Dataset items

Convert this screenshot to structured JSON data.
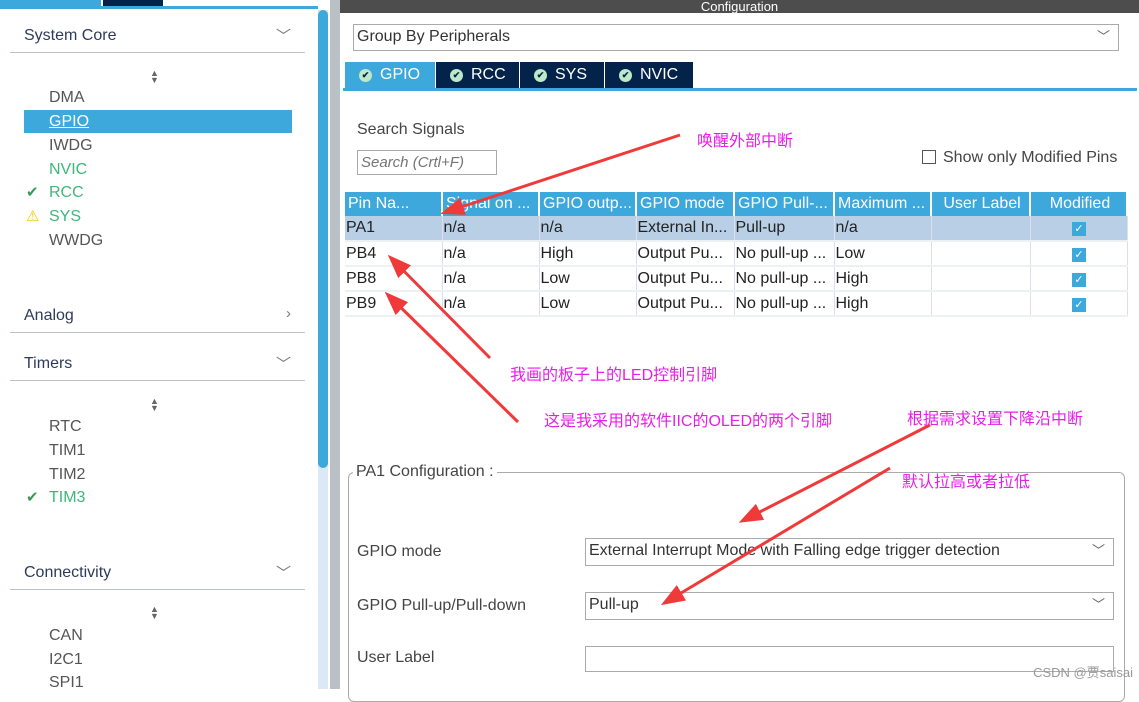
{
  "sidebar": {
    "system_core": {
      "label": "System Core",
      "items": [
        {
          "label": "DMA",
          "status": "none"
        },
        {
          "label": "GPIO",
          "status": "selected"
        },
        {
          "label": "IWDG",
          "status": "none"
        },
        {
          "label": "NVIC",
          "status": "configured"
        },
        {
          "label": "RCC",
          "status": "ok"
        },
        {
          "label": "SYS",
          "status": "warning"
        },
        {
          "label": "WWDG",
          "status": "none"
        }
      ]
    },
    "analog": {
      "label": "Analog"
    },
    "timers": {
      "label": "Timers",
      "items": [
        {
          "label": "RTC"
        },
        {
          "label": "TIM1"
        },
        {
          "label": "TIM2"
        },
        {
          "label": "TIM3",
          "status": "ok"
        }
      ]
    },
    "connectivity": {
      "label": "Connectivity",
      "items": [
        {
          "label": "CAN"
        },
        {
          "label": "I2C1"
        },
        {
          "label": "SPI1"
        }
      ]
    }
  },
  "config": {
    "header": "Configuration",
    "group_by": "Group By Peripherals",
    "tabs": [
      "GPIO",
      "RCC",
      "SYS",
      "NVIC"
    ],
    "search_label": "Search Signals",
    "search_placeholder": "Search (Crtl+F)",
    "show_modified": "Show only Modified Pins",
    "columns": [
      "Pin Na...",
      "Signal on ...",
      "GPIO outp...",
      "GPIO mode",
      "GPIO Pull-...",
      "Maximum ...",
      "User Label",
      "Modified"
    ],
    "rows": [
      [
        "PA1",
        "n/a",
        "n/a",
        "External In...",
        "Pull-up",
        "n/a",
        "",
        true
      ],
      [
        "PB4",
        "n/a",
        "High",
        "Output Pu...",
        "No pull-up ...",
        "Low",
        "",
        true
      ],
      [
        "PB8",
        "n/a",
        "Low",
        "Output Pu...",
        "No pull-up ...",
        "High",
        "",
        true
      ],
      [
        "PB9",
        "n/a",
        "Low",
        "Output Pu...",
        "No pull-up ...",
        "High",
        "",
        true
      ]
    ],
    "pin_config": {
      "title": "PA1 Configuration :",
      "gpio_mode_label": "GPIO mode",
      "gpio_mode_value": "External Interrupt Mode with Falling edge trigger detection",
      "pull_label": "GPIO Pull-up/Pull-down",
      "pull_value": "Pull-up",
      "user_label_label": "User Label",
      "user_label_value": ""
    }
  },
  "annotations": [
    "唤醒外部中断",
    "我画的板子上的LED控制引脚",
    "这是我采用的软件IIC的OLED的两个引脚",
    "根据需求设置下降沿中断",
    "默认拉高或者拉低"
  ],
  "watermark": "CSDN @贾saisai",
  "colors": {
    "accent": "#3ca8dc",
    "tab_dark": "#03234b",
    "annotation": "#e81ee8",
    "arrow": "#f03a3a",
    "ok": "#3db87a"
  }
}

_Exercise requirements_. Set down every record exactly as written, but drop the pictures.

_Response to this task_.
Convert this screenshot to structured JSON data.
{
  "sidebar": {
    "system_core": {
      "label": "System Core",
      "items": [
        {
          "label": "DMA",
          "status": "none"
        },
        {
          "label": "GPIO",
          "status": "selected"
        },
        {
          "label": "IWDG",
          "status": "none"
        },
        {
          "label": "NVIC",
          "status": "configured"
        },
        {
          "label": "RCC",
          "status": "ok"
        },
        {
          "label": "SYS",
          "status": "warning"
        },
        {
          "label": "WWDG",
          "status": "none"
        }
      ]
    },
    "analog": {
      "label": "Analog"
    },
    "timers": {
      "label": "Timers",
      "items": [
        {
          "label": "RTC"
        },
        {
          "label": "TIM1"
        },
        {
          "label": "TIM2"
        },
        {
          "label": "TIM3",
          "status": "ok"
        }
      ]
    },
    "connectivity": {
      "label": "Connectivity",
      "items": [
        {
          "label": "CAN"
        },
        {
          "label": "I2C1"
        },
        {
          "label": "SPI1"
        }
      ]
    }
  },
  "config": {
    "header": "Configuration",
    "group_by": "Group By Peripherals",
    "tabs": [
      "GPIO",
      "RCC",
      "SYS",
      "NVIC"
    ],
    "search_label": "Search Signals",
    "search_placeholder": "Search (Crtl+F)",
    "show_modified": "Show only Modified Pins",
    "columns": [
      "Pin Na...",
      "Signal on ...",
      "GPIO outp...",
      "GPIO mode",
      "GPIO Pull-...",
      "Maximum ...",
      "User Label",
      "Modified"
    ],
    "rows": [
      [
        "PA1",
        "n/a",
        "n/a",
        "External In...",
        "Pull-up",
        "n/a",
        "",
        true
      ],
      [
        "PB4",
        "n/a",
        "High",
        "Output Pu...",
        "No pull-up ...",
        "Low",
        "",
        true
      ],
      [
        "PB8",
        "n/a",
        "Low",
        "Output Pu...",
        "No pull-up ...",
        "High",
        "",
        true
      ],
      [
        "PB9",
        "n/a",
        "Low",
        "Output Pu...",
        "No pull-up ...",
        "High",
        "",
        true
      ]
    ],
    "pin_config": {
      "title": "PA1 Configuration :",
      "gpio_mode_label": "GPIO mode",
      "gpio_mode_value": "External Interrupt Mode with Falling edge trigger detection",
      "pull_label": "GPIO Pull-up/Pull-down",
      "pull_value": "Pull-up",
      "user_label_label": "User Label",
      "user_label_value": ""
    }
  },
  "annotations": [
    "唤醒外部中断",
    "我画的板子上的LED控制引脚",
    "这是我采用的软件IIC的OLED的两个引脚",
    "根据需求设置下降沿中断",
    "默认拉高或者拉低"
  ],
  "watermark": "CSDN @贾saisai",
  "colors": {
    "accent": "#3ca8dc",
    "tab_dark": "#03234b",
    "annotation": "#e81ee8",
    "arrow": "#f03a3a",
    "ok": "#3db87a"
  }
}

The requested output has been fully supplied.